Source data
********
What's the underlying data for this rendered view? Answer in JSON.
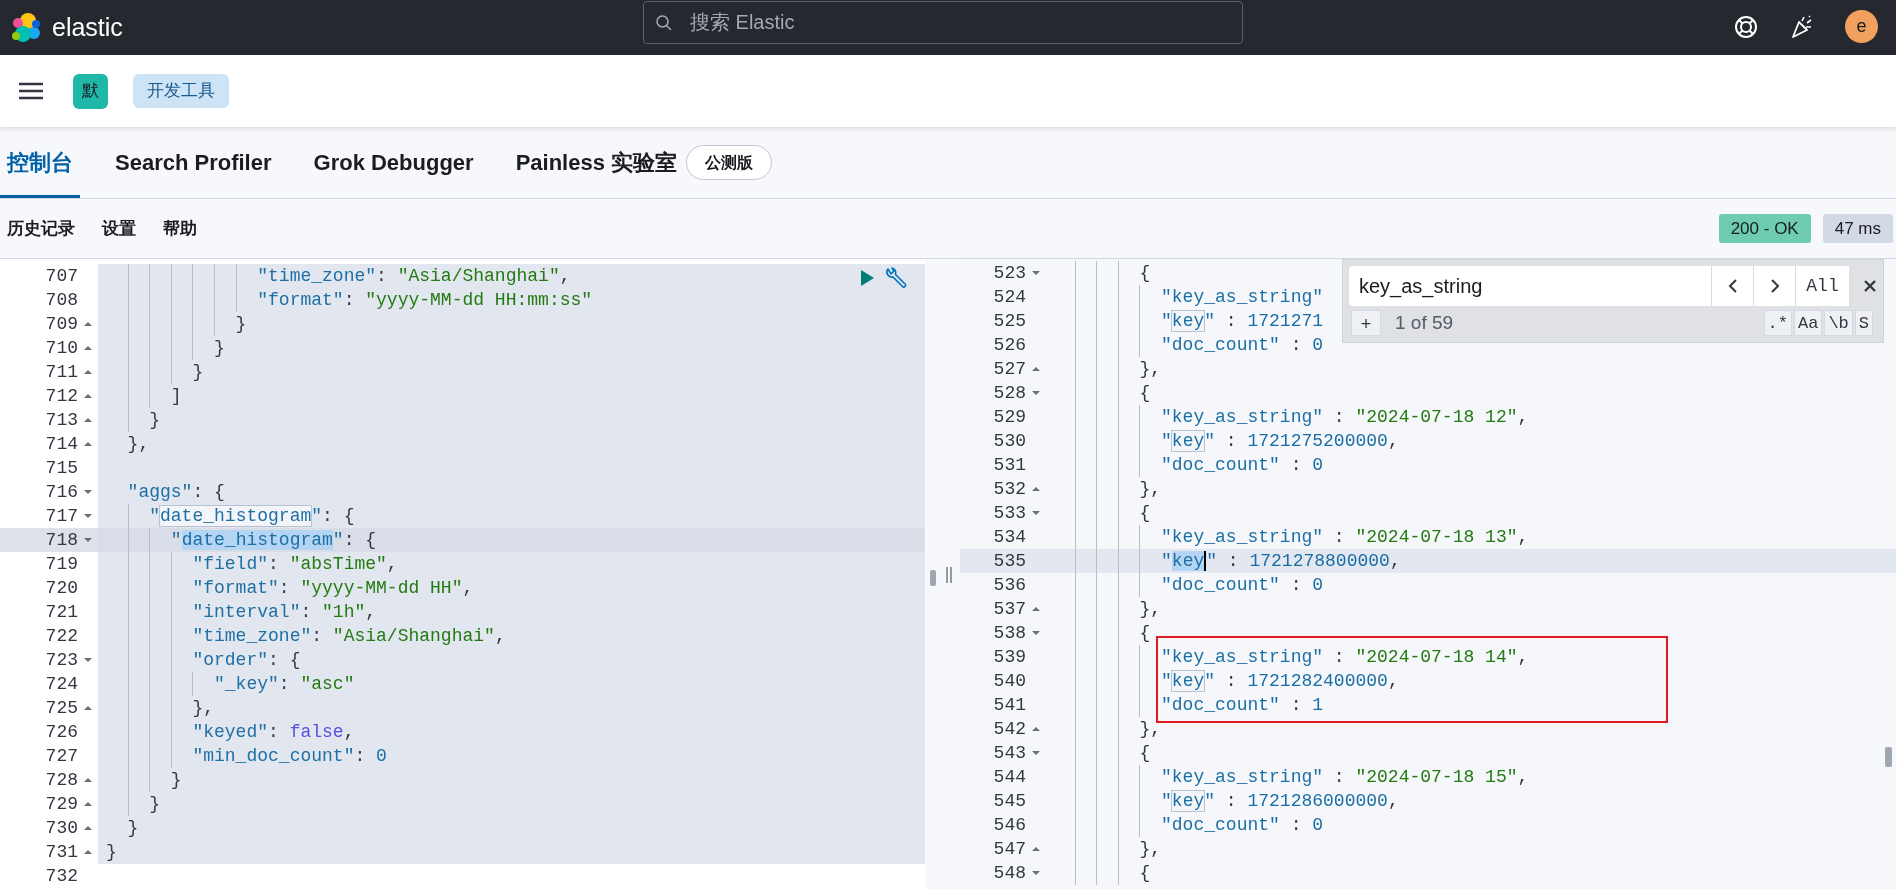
{
  "header": {
    "logo_text": "elastic",
    "search": {
      "placeholder": "搜索 Elastic"
    },
    "avatar": "e"
  },
  "nav": {
    "space_badge": "默",
    "breadcrumbs": [
      {
        "label": "开发工具"
      }
    ]
  },
  "tabs": [
    {
      "label": "控制台",
      "selected": true
    },
    {
      "label": "Search Profiler",
      "selected": false
    },
    {
      "label": "Grok Debugger",
      "selected": false
    },
    {
      "label": "Painless 实验室",
      "selected": false,
      "badge": "公测版"
    }
  ],
  "toolbar": {
    "links": [
      "历史记录",
      "设置",
      "帮助"
    ],
    "status": "200 - OK",
    "time": "47 ms"
  },
  "request_editor": {
    "lines": [
      {
        "number": "707",
        "highlighted": true,
        "selected": false,
        "fold_start": false,
        "fold_end": false,
        "tokens": [
          {
            "kind": "key",
            "text": "              \"time_zone\""
          },
          {
            "kind": "punct",
            "text": ": "
          },
          {
            "kind": "string",
            "text": "\"Asia/Shanghai\""
          },
          {
            "kind": "punct",
            "text": ","
          }
        ]
      },
      {
        "number": "708",
        "highlighted": true,
        "selected": false,
        "fold_start": false,
        "fold_end": false,
        "tokens": [
          {
            "kind": "key",
            "text": "              \"format\""
          },
          {
            "kind": "punct",
            "text": ": "
          },
          {
            "kind": "string",
            "text": "\"yyyy-MM-dd HH:mm:ss\""
          }
        ]
      },
      {
        "number": "709",
        "highlighted": true,
        "selected": false,
        "fold_start": false,
        "fold_end": true,
        "tokens": [
          {
            "kind": "punct",
            "text": "            }"
          }
        ]
      },
      {
        "number": "710",
        "highlighted": true,
        "selected": false,
        "fold_start": false,
        "fold_end": true,
        "tokens": [
          {
            "kind": "punct",
            "text": "          }"
          }
        ]
      },
      {
        "number": "711",
        "highlighted": true,
        "selected": false,
        "fold_start": false,
        "fold_end": true,
        "tokens": [
          {
            "kind": "punct",
            "text": "        }"
          }
        ]
      },
      {
        "number": "712",
        "highlighted": true,
        "selected": false,
        "fold_start": false,
        "fold_end": true,
        "tokens": [
          {
            "kind": "punct",
            "text": "      ]"
          }
        ]
      },
      {
        "number": "713",
        "highlighted": true,
        "selected": false,
        "fold_start": false,
        "fold_end": true,
        "tokens": [
          {
            "kind": "punct",
            "text": "    }"
          }
        ]
      },
      {
        "number": "714",
        "highlighted": true,
        "selected": false,
        "fold_start": false,
        "fold_end": true,
        "tokens": [
          {
            "kind": "punct",
            "text": "  },"
          }
        ]
      },
      {
        "number": "715",
        "highlighted": true,
        "selected": false,
        "fold_start": false,
        "fold_end": false
      },
      {
        "number": "716",
        "highlighted": true,
        "selected": false,
        "fold_start": true,
        "fold_end": false,
        "tokens": [
          {
            "kind": "key",
            "text": "  \"aggs\""
          },
          {
            "kind": "punct",
            "text": ": {"
          }
        ]
      },
      {
        "number": "717",
        "highlighted": true,
        "selected": false,
        "fold_start": true,
        "fold_end": false,
        "tokens": [
          {
            "kind": "key",
            "text": "    \""
          },
          {
            "kind": "match",
            "text": "date_histogram"
          },
          {
            "kind": "key",
            "text": "\""
          },
          {
            "kind": "punct",
            "text": ": {"
          }
        ]
      },
      {
        "number": "718",
        "highlighted": true,
        "selected": true,
        "fold_start": true,
        "fold_end": false,
        "tokens": [
          {
            "kind": "key",
            "text": "      \""
          },
          {
            "kind": "selection",
            "text": "date_histogram"
          },
          {
            "kind": "key",
            "text": "\""
          },
          {
            "kind": "punct",
            "text": ": {"
          }
        ]
      },
      {
        "number": "719",
        "highlighted": true,
        "selected": false,
        "fold_start": false,
        "fold_end": false,
        "tokens": [
          {
            "kind": "key",
            "text": "        \"field\""
          },
          {
            "kind": "punct",
            "text": ": "
          },
          {
            "kind": "string",
            "text": "\"absTime\""
          },
          {
            "kind": "punct",
            "text": ","
          }
        ]
      },
      {
        "number": "720",
        "highlighted": true,
        "selected": false,
        "fold_start": false,
        "fold_end": false,
        "tokens": [
          {
            "kind": "key",
            "text": "        \"format\""
          },
          {
            "kind": "punct",
            "text": ": "
          },
          {
            "kind": "string",
            "text": "\"yyyy-MM-dd HH\""
          },
          {
            "kind": "punct",
            "text": ","
          }
        ]
      },
      {
        "number": "721",
        "highlighted": true,
        "selected": false,
        "fold_start": false,
        "fold_end": false,
        "tokens": [
          {
            "kind": "key",
            "text": "        \"interval\""
          },
          {
            "kind": "punct",
            "text": ": "
          },
          {
            "kind": "string",
            "text": "\"1h\""
          },
          {
            "kind": "punct",
            "text": ","
          }
        ]
      },
      {
        "number": "722",
        "highlighted": true,
        "selected": false,
        "fold_start": false,
        "fold_end": false,
        "tokens": [
          {
            "kind": "key",
            "text": "        \"time_zone\""
          },
          {
            "kind": "punct",
            "text": ": "
          },
          {
            "kind": "string",
            "text": "\"Asia/Shanghai\""
          },
          {
            "kind": "punct",
            "text": ","
          }
        ]
      },
      {
        "number": "723",
        "highlighted": true,
        "selected": false,
        "fold_start": true,
        "fold_end": false,
        "tokens": [
          {
            "kind": "key",
            "text": "        \"order\""
          },
          {
            "kind": "punct",
            "text": ": {"
          }
        ]
      },
      {
        "number": "724",
        "highlighted": true,
        "selected": false,
        "fold_start": false,
        "fold_end": false,
        "tokens": [
          {
            "kind": "key",
            "text": "          \"_key\""
          },
          {
            "kind": "punct",
            "text": ": "
          },
          {
            "kind": "string",
            "text": "\"asc\""
          }
        ]
      },
      {
        "number": "725",
        "highlighted": true,
        "selected": false,
        "fold_start": false,
        "fold_end": true,
        "tokens": [
          {
            "kind": "punct",
            "text": "        },"
          }
        ]
      },
      {
        "number": "726",
        "highlighted": true,
        "selected": false,
        "fold_start": false,
        "fold_end": false,
        "tokens": [
          {
            "kind": "key",
            "text": "        \"keyed\""
          },
          {
            "kind": "punct",
            "text": ": "
          },
          {
            "kind": "boolean",
            "text": "false"
          },
          {
            "kind": "punct",
            "text": ","
          }
        ]
      },
      {
        "number": "727",
        "highlighted": true,
        "selected": false,
        "fold_start": false,
        "fold_end": false,
        "tokens": [
          {
            "kind": "key",
            "text": "        \"min_doc_count\""
          },
          {
            "kind": "punct",
            "text": ": "
          },
          {
            "kind": "number",
            "text": "0"
          }
        ]
      },
      {
        "number": "728",
        "highlighted": true,
        "selected": false,
        "fold_start": false,
        "fold_end": true,
        "tokens": [
          {
            "kind": "punct",
            "text": "      }"
          }
        ]
      },
      {
        "number": "729",
        "highlighted": true,
        "selected": false,
        "fold_start": false,
        "fold_end": true,
        "tokens": [
          {
            "kind": "punct",
            "text": "    }"
          }
        ]
      },
      {
        "number": "730",
        "highlighted": true,
        "selected": false,
        "fold_start": false,
        "fold_end": true,
        "tokens": [
          {
            "kind": "punct",
            "text": "  }"
          }
        ]
      },
      {
        "number": "731",
        "highlighted": true,
        "selected": false,
        "fold_start": false,
        "fold_end": true,
        "tokens": [
          {
            "kind": "punct",
            "text": "}"
          }
        ]
      },
      {
        "number": "732",
        "highlighted": false,
        "selected": false,
        "fold_start": false,
        "fold_end": false
      }
    ]
  },
  "response_editor": {
    "find": {
      "value": "key_as_string",
      "all_button": "All",
      "add_button": "+",
      "count": "1 of 59",
      "options": [
        ".*",
        "Aa",
        "\\b",
        "S"
      ]
    },
    "lines": [
      {
        "number": "523",
        "selected": false,
        "boxed": false,
        "fold_start": true,
        "fold_end": false,
        "tokens": [
          {
            "kind": "punct",
            "text": "        {"
          }
        ]
      },
      {
        "number": "524",
        "selected": false,
        "boxed": false,
        "fold_start": false,
        "fold_end": false,
        "tokens": [
          {
            "kind": "key",
            "text": "          \"key_as_string\""
          }
        ]
      },
      {
        "number": "525",
        "selected": false,
        "boxed": false,
        "fold_start": false,
        "fold_end": false,
        "tokens": [
          {
            "kind": "key",
            "text": "          \""
          },
          {
            "kind": "match",
            "text": "key"
          },
          {
            "kind": "key",
            "text": "\""
          },
          {
            "kind": "punct",
            "text": " : "
          },
          {
            "kind": "number",
            "text": "1721271"
          }
        ]
      },
      {
        "number": "526",
        "selected": false,
        "boxed": false,
        "fold_start": false,
        "fold_end": false,
        "tokens": [
          {
            "kind": "key",
            "text": "          \"doc_count\""
          },
          {
            "kind": "punct",
            "text": " : "
          },
          {
            "kind": "number",
            "text": "0"
          }
        ]
      },
      {
        "number": "527",
        "selected": false,
        "boxed": false,
        "fold_start": false,
        "fold_end": true,
        "tokens": [
          {
            "kind": "punct",
            "text": "        },"
          }
        ]
      },
      {
        "number": "528",
        "selected": false,
        "boxed": false,
        "fold_start": true,
        "fold_end": false,
        "tokens": [
          {
            "kind": "punct",
            "text": "        {"
          }
        ]
      },
      {
        "number": "529",
        "selected": false,
        "boxed": false,
        "fold_start": false,
        "fold_end": false,
        "tokens": [
          {
            "kind": "key",
            "text": "          \"key_as_string\""
          },
          {
            "kind": "punct",
            "text": " : "
          },
          {
            "kind": "string",
            "text": "\"2024-07-18 12\""
          },
          {
            "kind": "punct",
            "text": ","
          }
        ]
      },
      {
        "number": "530",
        "selected": false,
        "boxed": false,
        "fold_start": false,
        "fold_end": false,
        "tokens": [
          {
            "kind": "key",
            "text": "          \""
          },
          {
            "kind": "match",
            "text": "key"
          },
          {
            "kind": "key",
            "text": "\""
          },
          {
            "kind": "punct",
            "text": " : "
          },
          {
            "kind": "number",
            "text": "1721275200000"
          },
          {
            "kind": "punct",
            "text": ","
          }
        ]
      },
      {
        "number": "531",
        "selected": false,
        "boxed": false,
        "fold_start": false,
        "fold_end": false,
        "tokens": [
          {
            "kind": "key",
            "text": "          \"doc_count\""
          },
          {
            "kind": "punct",
            "text": " : "
          },
          {
            "kind": "number",
            "text": "0"
          }
        ]
      },
      {
        "number": "532",
        "selected": false,
        "boxed": false,
        "fold_start": false,
        "fold_end": true,
        "tokens": [
          {
            "kind": "punct",
            "text": "        },"
          }
        ]
      },
      {
        "number": "533",
        "selected": false,
        "boxed": false,
        "fold_start": true,
        "fold_end": false,
        "tokens": [
          {
            "kind": "punct",
            "text": "        {"
          }
        ]
      },
      {
        "number": "534",
        "selected": false,
        "boxed": false,
        "fold_start": false,
        "fold_end": false,
        "tokens": [
          {
            "kind": "key",
            "text": "          \"key_as_string\""
          },
          {
            "kind": "punct",
            "text": " : "
          },
          {
            "kind": "string",
            "text": "\"2024-07-18 13\""
          },
          {
            "kind": "punct",
            "text": ","
          }
        ]
      },
      {
        "number": "535",
        "selected": true,
        "boxed": false,
        "fold_start": false,
        "fold_end": false,
        "tokens": [
          {
            "kind": "key",
            "text": "          \""
          },
          {
            "kind": "selection_cursor",
            "text": "key"
          },
          {
            "kind": "key",
            "text": "\""
          },
          {
            "kind": "punct",
            "text": " : "
          },
          {
            "kind": "number",
            "text": "1721278800000"
          },
          {
            "kind": "punct",
            "text": ","
          }
        ]
      },
      {
        "number": "536",
        "selected": false,
        "boxed": false,
        "fold_start": false,
        "fold_end": false,
        "tokens": [
          {
            "kind": "key",
            "text": "          \"doc_count\""
          },
          {
            "kind": "punct",
            "text": " : "
          },
          {
            "kind": "number",
            "text": "0"
          }
        ]
      },
      {
        "number": "537",
        "selected": false,
        "boxed": false,
        "fold_start": false,
        "fold_end": true,
        "tokens": [
          {
            "kind": "punct",
            "text": "        },"
          }
        ]
      },
      {
        "number": "538",
        "selected": false,
        "boxed": false,
        "fold_start": true,
        "fold_end": false,
        "tokens": [
          {
            "kind": "punct",
            "text": "        {"
          }
        ]
      },
      {
        "number": "539",
        "selected": false,
        "boxed": true,
        "fold_start": false,
        "fold_end": false,
        "tokens": [
          {
            "kind": "key",
            "text": "          \"key_as_string\""
          },
          {
            "kind": "punct",
            "text": " : "
          },
          {
            "kind": "string",
            "text": "\"2024-07-18 14\""
          },
          {
            "kind": "punct",
            "text": ","
          }
        ]
      },
      {
        "number": "540",
        "selected": false,
        "boxed": true,
        "fold_start": false,
        "fold_end": false,
        "tokens": [
          {
            "kind": "key",
            "text": "          \""
          },
          {
            "kind": "match",
            "text": "key"
          },
          {
            "kind": "key",
            "text": "\""
          },
          {
            "kind": "punct",
            "text": " : "
          },
          {
            "kind": "number",
            "text": "1721282400000"
          },
          {
            "kind": "punct",
            "text": ","
          }
        ]
      },
      {
        "number": "541",
        "selected": false,
        "boxed": true,
        "fold_start": false,
        "fold_end": false,
        "tokens": [
          {
            "kind": "key",
            "text": "          \"doc_count\""
          },
          {
            "kind": "punct",
            "text": " : "
          },
          {
            "kind": "number",
            "text": "1"
          }
        ]
      },
      {
        "number": "542",
        "selected": false,
        "boxed": false,
        "fold_start": false,
        "fold_end": true,
        "tokens": [
          {
            "kind": "punct",
            "text": "        },"
          }
        ]
      },
      {
        "number": "543",
        "selected": false,
        "boxed": false,
        "fold_start": true,
        "fold_end": false,
        "tokens": [
          {
            "kind": "punct",
            "text": "        {"
          }
        ]
      },
      {
        "number": "544",
        "selected": false,
        "boxed": false,
        "fold_start": false,
        "fold_end": false,
        "tokens": [
          {
            "kind": "key",
            "text": "          \"key_as_string\""
          },
          {
            "kind": "punct",
            "text": " : "
          },
          {
            "kind": "string",
            "text": "\"2024-07-18 15\""
          },
          {
            "kind": "punct",
            "text": ","
          }
        ]
      },
      {
        "number": "545",
        "selected": false,
        "boxed": false,
        "fold_start": false,
        "fold_end": false,
        "tokens": [
          {
            "kind": "key",
            "text": "          \""
          },
          {
            "kind": "match",
            "text": "key"
          },
          {
            "kind": "key",
            "text": "\""
          },
          {
            "kind": "punct",
            "text": " : "
          },
          {
            "kind": "number",
            "text": "1721286000000"
          },
          {
            "kind": "punct",
            "text": ","
          }
        ]
      },
      {
        "number": "546",
        "selected": false,
        "boxed": false,
        "fold_start": false,
        "fold_end": false,
        "tokens": [
          {
            "kind": "key",
            "text": "          \"doc_count\""
          },
          {
            "kind": "punct",
            "text": " : "
          },
          {
            "kind": "number",
            "text": "0"
          }
        ]
      },
      {
        "number": "547",
        "selected": false,
        "boxed": false,
        "fold_start": false,
        "fold_end": true,
        "tokens": [
          {
            "kind": "punct",
            "text": "        },"
          }
        ]
      },
      {
        "number": "548",
        "selected": false,
        "boxed": false,
        "fold_start": true,
        "fold_end": false,
        "tokens": [
          {
            "kind": "punct",
            "text": "        {"
          }
        ]
      }
    ]
  }
}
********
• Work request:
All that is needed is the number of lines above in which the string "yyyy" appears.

• Your solution:
2